:: Study material ::

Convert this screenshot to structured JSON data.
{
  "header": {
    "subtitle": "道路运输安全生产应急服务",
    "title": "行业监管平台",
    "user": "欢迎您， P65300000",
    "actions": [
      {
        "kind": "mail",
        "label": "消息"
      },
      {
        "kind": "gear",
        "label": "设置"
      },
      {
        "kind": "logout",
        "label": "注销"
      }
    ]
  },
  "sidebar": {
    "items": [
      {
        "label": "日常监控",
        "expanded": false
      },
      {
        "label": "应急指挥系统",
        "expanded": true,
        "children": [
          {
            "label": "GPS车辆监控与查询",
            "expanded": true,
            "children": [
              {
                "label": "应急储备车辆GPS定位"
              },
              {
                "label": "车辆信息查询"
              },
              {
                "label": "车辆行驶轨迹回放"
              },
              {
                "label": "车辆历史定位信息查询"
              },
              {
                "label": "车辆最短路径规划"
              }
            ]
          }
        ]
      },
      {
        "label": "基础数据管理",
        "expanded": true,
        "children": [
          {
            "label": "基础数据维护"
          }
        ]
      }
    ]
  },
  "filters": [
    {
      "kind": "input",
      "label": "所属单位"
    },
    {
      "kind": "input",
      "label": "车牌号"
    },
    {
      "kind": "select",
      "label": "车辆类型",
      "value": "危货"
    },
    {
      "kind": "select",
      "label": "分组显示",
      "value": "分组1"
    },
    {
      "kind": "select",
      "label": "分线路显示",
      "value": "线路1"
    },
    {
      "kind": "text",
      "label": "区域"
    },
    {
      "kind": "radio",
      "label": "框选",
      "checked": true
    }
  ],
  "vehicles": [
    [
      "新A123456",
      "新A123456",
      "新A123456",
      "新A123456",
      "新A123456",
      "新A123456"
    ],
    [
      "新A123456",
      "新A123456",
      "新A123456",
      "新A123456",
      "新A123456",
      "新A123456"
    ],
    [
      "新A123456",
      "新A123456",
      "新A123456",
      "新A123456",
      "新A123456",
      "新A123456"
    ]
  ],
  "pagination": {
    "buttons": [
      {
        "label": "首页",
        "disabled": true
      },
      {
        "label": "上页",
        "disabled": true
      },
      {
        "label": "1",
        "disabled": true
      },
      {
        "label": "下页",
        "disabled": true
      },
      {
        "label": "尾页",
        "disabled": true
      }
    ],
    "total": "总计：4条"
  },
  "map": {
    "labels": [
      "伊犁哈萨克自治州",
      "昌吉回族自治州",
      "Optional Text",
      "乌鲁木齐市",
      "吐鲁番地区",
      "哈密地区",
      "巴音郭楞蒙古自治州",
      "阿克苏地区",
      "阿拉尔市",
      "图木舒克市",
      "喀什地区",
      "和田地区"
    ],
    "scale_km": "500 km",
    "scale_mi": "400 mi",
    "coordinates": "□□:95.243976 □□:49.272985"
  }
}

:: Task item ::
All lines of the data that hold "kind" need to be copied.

:: Response area ::
        "kind": "mail",
        "kind": "gear",
        "kind": "logout",
      "kind": "input",
      "kind": "input",
      "kind": "select",
      "kind": "select",
      "kind": "select",
      "kind": "text",
      "kind": "radio",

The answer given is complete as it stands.